You can read more in my full write-up at SpaceFlight Insider.

Is SLS *finally* getting a proper name?

SLS is begging for a name, NASA. Will it get one?

SLS is begging for a name, NASA. Will it get one? Image credit: NASA, with my commentary added.

A couple months ago, I wrote a piece on my “catch-all” blog imploring NASA to give SLS a fitting name. As I stated there:

“While our nation’s spacefaring endeavors might only be a few decades old, surely we haven’t run out of ‘cool’ names for our rockets. Come on – this is America…WE LANDED PEOPLE ON THE MOON!!!! We can do better than calling it ‘SLS’.

NASA: Names matter. Make it happen.”

Perhaps NASA’s Administrator, Charlie Bolden, read that piece. In an interview on the July 23, 2016, edition of NPR’s Wait Wait…Don’t Tell Me!, Bolden might’ve just let the proverbial cat out of the bag.

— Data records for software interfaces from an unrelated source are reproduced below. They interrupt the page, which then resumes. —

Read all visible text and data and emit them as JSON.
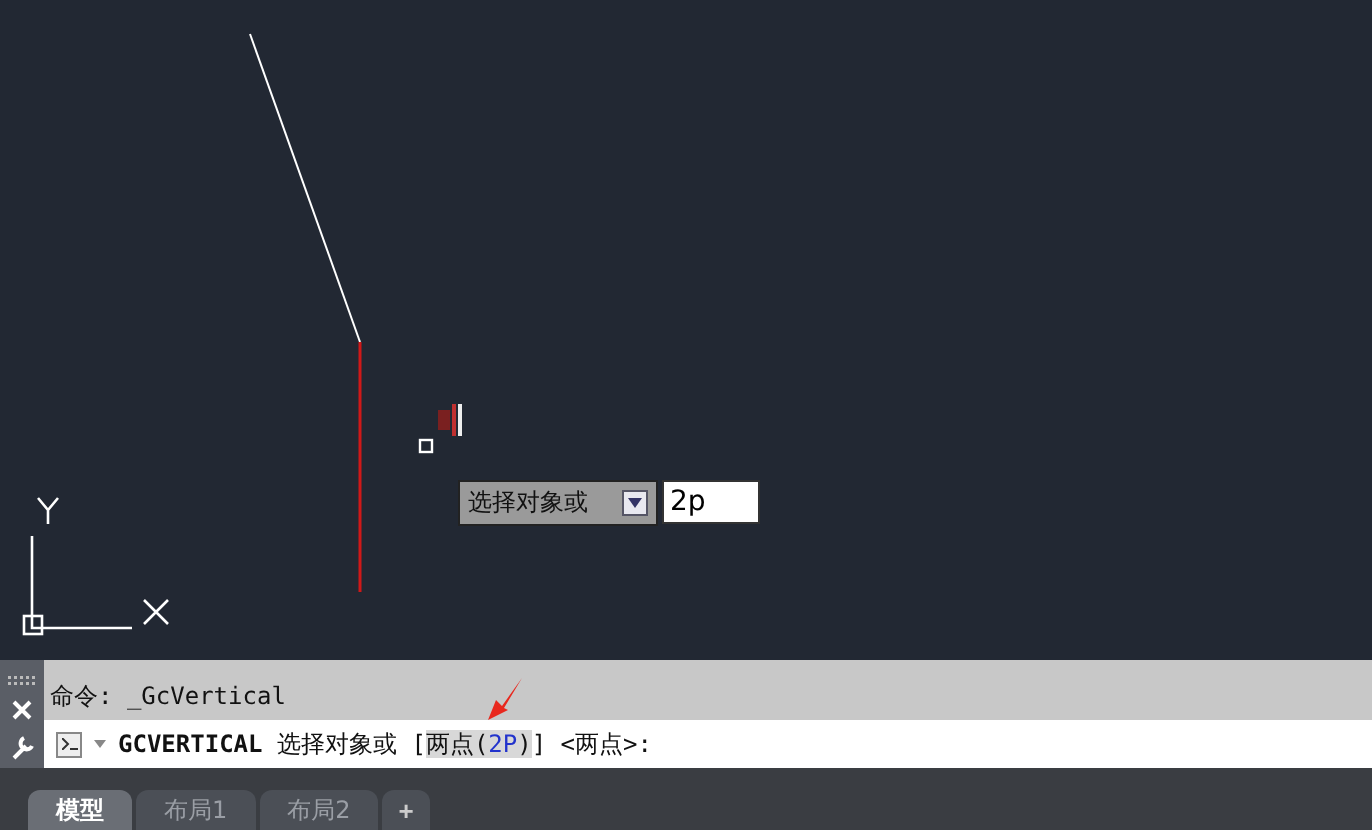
{
  "canvas": {
    "tooltip": {
      "label": "选择对象或"
    },
    "input": {
      "value": "2p"
    }
  },
  "command_history": {
    "text": "命令: _GcVertical"
  },
  "command_line": {
    "command": "GCVERTICAL",
    "prompt": "选择对象或 [",
    "option_label": "两点(",
    "option_key": "2P",
    "option_end": ")",
    "suffix": "] <两点>:"
  },
  "tabs": [
    {
      "label": "模型",
      "selected": true
    },
    {
      "label": "布局1",
      "selected": false
    },
    {
      "label": "布局2",
      "selected": false
    }
  ],
  "add_tab": "+"
}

Show host Peter Sagal had been engaging Mr. Bolden in a line of conversation, eventually leading up to Sagal asking: “Charlie, I’ve got to ask you, when are we really going to Mars?”

Without missing a beat, Bolden replied [emphasis added]: “We’re going to Mars in the 2030s. So we’ve got the vehicle called – we’re going to name it but right now we call it the Space Launch System. It’s a heavy lift launch vehicle.”

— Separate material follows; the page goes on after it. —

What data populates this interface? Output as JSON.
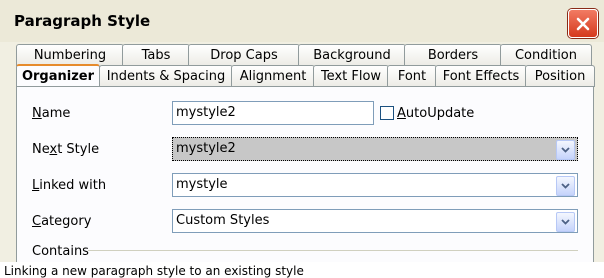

So, it would appear that SLS may, indeed, be getting a name less clinical-sounding and more appropriate for the vehicle meant to carry craft, crew, and robotic explorers far beyond low earth orbit. I sincerely hope so. Good on you, Mr. Bolden. Now…let’s just hope it’s a good name.

Structural test article for SLS’s second stage arrives at NASA Marshall

ICPS structural test article being lifted from its shipping container. Photo credit: NASA

ICPS structural test article being lifted from its shipping container. Photo credit: NASA

NASA’s Space Launch System (SLS) has taken another step in its preparation for a projected 2018 launch with the arrival of the rocket’s upper stage Structural Test Article (STA). The United Launch Alliance (ULA)-built Interim Cryogenic Propulsion Stage (ICPS) STA arrived at NASA’s Marshall Space Flight Center (MSFC), after a short barge trip from ULA’s facility in Decatur, Alabama.

Read more in my exclusive coverage at SpaceFlight Insider.